Required work ▸ Read the records and gather each line that includes "séances".

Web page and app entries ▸
▼▼▼
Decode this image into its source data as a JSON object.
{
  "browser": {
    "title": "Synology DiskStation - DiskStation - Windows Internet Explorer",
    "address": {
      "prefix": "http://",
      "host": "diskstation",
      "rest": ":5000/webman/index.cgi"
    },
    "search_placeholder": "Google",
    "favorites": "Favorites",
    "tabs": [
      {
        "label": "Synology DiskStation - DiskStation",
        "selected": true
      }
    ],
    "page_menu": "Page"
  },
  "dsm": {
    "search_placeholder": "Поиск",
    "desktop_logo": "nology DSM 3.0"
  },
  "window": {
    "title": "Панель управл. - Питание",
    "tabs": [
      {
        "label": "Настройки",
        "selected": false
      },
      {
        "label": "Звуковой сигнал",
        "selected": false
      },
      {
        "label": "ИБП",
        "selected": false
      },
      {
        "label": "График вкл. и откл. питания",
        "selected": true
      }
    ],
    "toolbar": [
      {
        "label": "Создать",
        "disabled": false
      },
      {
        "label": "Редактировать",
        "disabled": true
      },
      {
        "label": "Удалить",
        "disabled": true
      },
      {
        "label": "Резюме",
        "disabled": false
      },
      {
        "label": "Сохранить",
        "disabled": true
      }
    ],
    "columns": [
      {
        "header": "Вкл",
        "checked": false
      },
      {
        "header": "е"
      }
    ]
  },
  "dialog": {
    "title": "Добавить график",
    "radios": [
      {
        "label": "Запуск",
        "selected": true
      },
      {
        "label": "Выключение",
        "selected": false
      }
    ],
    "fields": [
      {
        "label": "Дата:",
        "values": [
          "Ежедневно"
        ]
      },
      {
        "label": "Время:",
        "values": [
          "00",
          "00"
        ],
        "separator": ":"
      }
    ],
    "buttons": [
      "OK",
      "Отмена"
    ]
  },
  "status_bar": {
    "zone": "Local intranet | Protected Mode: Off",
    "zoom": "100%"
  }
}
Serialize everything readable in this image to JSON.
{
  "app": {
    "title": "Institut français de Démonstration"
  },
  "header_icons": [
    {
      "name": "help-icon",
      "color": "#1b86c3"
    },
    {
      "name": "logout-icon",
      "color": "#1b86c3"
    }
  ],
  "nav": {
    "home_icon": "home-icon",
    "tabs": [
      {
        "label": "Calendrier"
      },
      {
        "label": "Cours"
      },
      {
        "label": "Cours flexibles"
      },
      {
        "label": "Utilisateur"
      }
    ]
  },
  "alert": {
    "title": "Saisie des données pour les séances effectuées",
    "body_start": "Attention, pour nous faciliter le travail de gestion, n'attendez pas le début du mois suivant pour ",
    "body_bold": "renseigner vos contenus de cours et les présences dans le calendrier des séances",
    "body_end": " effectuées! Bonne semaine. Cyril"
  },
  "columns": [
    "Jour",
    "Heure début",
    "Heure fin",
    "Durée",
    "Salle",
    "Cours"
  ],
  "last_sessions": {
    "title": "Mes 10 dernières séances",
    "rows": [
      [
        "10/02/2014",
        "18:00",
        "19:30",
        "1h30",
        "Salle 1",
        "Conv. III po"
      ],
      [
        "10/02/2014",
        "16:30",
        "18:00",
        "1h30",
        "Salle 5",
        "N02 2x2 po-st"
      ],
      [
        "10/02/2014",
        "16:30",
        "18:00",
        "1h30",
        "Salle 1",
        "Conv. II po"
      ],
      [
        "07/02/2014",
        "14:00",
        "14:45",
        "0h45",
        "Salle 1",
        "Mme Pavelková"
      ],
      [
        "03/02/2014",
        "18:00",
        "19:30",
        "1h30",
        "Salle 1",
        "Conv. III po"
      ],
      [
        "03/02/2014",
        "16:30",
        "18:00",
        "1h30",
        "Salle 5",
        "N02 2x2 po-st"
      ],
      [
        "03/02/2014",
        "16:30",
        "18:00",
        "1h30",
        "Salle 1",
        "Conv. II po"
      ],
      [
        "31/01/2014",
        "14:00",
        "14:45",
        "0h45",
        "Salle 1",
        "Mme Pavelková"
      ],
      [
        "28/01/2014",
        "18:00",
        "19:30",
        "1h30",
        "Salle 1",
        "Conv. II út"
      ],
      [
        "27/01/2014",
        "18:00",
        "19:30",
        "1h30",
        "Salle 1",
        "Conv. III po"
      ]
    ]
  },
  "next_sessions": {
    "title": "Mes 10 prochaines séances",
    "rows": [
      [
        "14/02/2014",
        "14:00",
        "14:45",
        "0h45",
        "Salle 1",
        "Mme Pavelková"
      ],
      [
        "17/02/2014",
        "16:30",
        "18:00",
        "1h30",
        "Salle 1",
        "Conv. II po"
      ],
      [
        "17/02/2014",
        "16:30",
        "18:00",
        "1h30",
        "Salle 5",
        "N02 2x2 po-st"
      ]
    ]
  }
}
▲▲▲
Task solution ▸
    "title": "Saisie des données pour les séances effectuées",
    "body_bold": "renseigner vos contenus de cours et les présences dans le calendrier des séances",
    "title": "Mes 10 dernières séances",
    "title": "Mes 10 prochaines séances",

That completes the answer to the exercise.